After four long months of shooting (with cameras, that is), Nine’s ambitious crime drama Underbelly: A Tale of Two Cities wrapped filming a couple of weeks ago. However, the 13-part series still has a way to go in telling its tale of organised crime and police corruption in Australia during the 1970s and ’80s.
One of the most compelling characters, and a character who becomes more prominent in upcoming episodes, is Detective Liz Cruickshank, played by acclaimed actor Asher Keddie, perhaps best known for playing Julia on the muchadmired pay-TV series Love My Way. Asher, I read somewhere that you were lobbying for a role in A Tale of Two Cities as soon as the project was announced because you were such a fan of the first Underbelly. I’m not sure how that got around. [Laughs] I saw the first couple of episodes of the first series but I couldn’t catch the rest because I was doing a play. But I knew it was quality work and I really liked the people involved – I’d previously worked with some of them on The Society Murders and I wanted to work with them again. So when it came up that they were interested in me for the role of Liz Cruickshank, I was keen. And I was even more keen when I was told that the character was loosely based on Australia’s first female detective. I didn’t need much more than to get a fire going in my belly – she must have been quite extraordinary. Did you get a chance to meet her and talk to her about the events depicted in A Tale of Two Cities? No, she didn’t want to be involved. So I don’t even know who she is. All I know is that Liz is based on a real person. I had to go with what was on the page, and that’s all I ever go with anyway. I like to take what’s on the page and fly with that. And in the second half of the series, the character evolves considerably and it was really exciting to play that.

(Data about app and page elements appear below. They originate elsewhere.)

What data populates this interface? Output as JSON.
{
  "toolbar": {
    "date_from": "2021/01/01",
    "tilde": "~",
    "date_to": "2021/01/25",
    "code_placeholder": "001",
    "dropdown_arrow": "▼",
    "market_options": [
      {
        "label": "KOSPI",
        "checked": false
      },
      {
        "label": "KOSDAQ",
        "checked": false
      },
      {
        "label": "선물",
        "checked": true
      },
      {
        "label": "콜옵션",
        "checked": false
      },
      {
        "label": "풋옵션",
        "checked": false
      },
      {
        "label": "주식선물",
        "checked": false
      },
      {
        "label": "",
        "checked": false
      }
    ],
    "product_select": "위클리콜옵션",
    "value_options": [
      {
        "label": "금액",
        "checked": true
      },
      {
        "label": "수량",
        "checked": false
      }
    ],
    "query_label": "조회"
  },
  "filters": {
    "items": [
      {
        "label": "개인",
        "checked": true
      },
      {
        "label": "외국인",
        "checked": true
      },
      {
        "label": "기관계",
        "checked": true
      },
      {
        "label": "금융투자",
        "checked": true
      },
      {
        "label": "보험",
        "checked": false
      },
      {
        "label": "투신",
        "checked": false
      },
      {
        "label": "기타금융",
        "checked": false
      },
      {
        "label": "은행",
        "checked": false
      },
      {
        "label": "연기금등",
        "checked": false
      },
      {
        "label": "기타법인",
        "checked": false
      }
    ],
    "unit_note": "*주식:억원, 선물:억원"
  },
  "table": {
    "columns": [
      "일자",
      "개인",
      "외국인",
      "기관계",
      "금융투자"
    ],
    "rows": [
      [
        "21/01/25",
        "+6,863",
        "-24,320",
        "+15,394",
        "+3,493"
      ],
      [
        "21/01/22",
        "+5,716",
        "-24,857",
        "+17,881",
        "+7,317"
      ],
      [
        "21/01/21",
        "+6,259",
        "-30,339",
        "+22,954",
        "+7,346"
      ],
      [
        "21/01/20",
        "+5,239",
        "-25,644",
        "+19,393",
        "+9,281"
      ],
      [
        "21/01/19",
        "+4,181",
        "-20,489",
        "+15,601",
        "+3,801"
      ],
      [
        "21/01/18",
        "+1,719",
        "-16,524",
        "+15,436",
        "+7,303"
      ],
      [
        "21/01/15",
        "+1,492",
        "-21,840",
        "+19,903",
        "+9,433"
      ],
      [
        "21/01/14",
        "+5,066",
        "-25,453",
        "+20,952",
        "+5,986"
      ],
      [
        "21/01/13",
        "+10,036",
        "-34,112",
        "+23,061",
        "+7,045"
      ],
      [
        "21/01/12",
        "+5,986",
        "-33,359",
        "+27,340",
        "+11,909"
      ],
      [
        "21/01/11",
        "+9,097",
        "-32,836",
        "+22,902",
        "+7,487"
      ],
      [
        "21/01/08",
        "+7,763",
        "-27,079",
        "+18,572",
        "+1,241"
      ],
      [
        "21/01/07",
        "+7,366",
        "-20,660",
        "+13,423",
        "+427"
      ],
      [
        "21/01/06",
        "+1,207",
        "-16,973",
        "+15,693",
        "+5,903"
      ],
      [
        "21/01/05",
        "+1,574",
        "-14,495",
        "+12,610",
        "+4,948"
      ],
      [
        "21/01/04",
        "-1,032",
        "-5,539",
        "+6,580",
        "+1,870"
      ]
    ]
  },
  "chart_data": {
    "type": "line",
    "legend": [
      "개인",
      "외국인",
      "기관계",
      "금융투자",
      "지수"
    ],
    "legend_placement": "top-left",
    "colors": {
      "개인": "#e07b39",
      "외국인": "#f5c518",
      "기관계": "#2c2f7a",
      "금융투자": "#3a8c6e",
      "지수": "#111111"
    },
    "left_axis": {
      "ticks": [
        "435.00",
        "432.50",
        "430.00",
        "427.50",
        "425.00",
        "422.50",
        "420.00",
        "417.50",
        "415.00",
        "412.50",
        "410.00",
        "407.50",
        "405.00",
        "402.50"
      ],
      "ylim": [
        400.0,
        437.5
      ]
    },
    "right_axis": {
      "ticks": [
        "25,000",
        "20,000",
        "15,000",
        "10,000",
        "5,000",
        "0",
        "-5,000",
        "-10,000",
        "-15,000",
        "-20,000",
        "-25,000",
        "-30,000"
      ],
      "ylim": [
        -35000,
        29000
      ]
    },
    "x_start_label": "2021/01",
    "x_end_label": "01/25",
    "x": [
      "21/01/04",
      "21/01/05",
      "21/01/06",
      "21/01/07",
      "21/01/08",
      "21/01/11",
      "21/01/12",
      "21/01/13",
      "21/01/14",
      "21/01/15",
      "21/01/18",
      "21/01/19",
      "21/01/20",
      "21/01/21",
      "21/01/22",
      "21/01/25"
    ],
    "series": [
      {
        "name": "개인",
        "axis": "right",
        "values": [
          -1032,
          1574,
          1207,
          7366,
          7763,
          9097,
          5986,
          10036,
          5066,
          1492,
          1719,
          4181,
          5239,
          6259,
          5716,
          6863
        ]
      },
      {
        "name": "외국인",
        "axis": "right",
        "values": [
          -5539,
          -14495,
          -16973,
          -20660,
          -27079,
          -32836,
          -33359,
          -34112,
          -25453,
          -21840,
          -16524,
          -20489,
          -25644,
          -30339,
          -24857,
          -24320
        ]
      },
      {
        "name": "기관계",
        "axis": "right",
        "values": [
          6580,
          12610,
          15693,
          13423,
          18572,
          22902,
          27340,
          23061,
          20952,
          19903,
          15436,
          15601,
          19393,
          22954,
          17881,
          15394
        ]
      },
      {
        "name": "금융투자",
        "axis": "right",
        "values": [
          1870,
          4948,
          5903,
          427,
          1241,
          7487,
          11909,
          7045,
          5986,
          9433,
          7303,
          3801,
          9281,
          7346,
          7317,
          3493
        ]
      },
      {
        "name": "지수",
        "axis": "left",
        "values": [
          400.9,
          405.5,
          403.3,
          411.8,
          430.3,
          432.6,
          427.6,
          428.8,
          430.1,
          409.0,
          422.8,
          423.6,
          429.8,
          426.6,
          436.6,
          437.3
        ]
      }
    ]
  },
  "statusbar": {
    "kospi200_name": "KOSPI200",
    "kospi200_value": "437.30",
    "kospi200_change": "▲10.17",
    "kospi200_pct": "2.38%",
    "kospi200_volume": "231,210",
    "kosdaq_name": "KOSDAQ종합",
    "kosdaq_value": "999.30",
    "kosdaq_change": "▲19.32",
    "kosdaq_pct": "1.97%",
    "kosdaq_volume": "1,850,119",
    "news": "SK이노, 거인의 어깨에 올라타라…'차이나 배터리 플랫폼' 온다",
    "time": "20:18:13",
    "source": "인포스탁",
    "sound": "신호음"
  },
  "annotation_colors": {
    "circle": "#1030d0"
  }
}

What qualities came through on the page that you responded to?
The main thing was that she was tenacious – that certainly leapt off the page. She had a lot of inner strength; she must have to have worked in such a man’s world at that time. And I really liked that she was bold and courageous, that she was direct and not rattled and determined to hold her own.
At the same time, something that comes through is that Liz can see the human element in the case she takes on without it weakening her resolve.
That’s absolutely right, and you’ve hit on something that I was attracted to – she’s not someone who sits in judgment. You see that with her treatment of Judi Kane. And you see it with Allison Dine in later episodes, when that character starts to take responsibility for her past actions. Liz becomes very protective of her because she can see that Terry Clark’s seduction of Allison blinded this young woman to anything else. Liz lets her heart become involved without losing sight of the big picture – that becomes apparent in later episodes. What else lies ahead for Liz in future episodes of A Tale of Two Cities? Her journey leads her out of a little bit of naivety, perhaps, and into the reality of police corruption at that time, the 1980s. That’s what the story begins to explore – how the good cops were beating their heads against a brick wall as they tried to get criminals like Terry Clark and Bob Trimbole. The cops knew who these guys were but they were blocked by this wall of police corruption. And the second half of the series delves into that. But Liz never, ever loses her drive. She wants to achieve what she wants to achieve. I found her to be very real, and I enjoyed playing her for that reason.
Is this one of the biggest TV jobs you’ve taken on in a while?
I’ve done a couple of telemovies and miniseries recently but this is the first piece of series television I’ve done since Love My Way. That was such a tremendous experience for us all, such great characters and amazing stories, and I knew that if I was going to go back to series TV I would want it to be on something really good and really strong. So I was thrilled to join Underbelly.
Strong resolve: Asher Keddie holds her own as tenacious female detective Liz Cruickshank in the
among an all-male team of colleagues.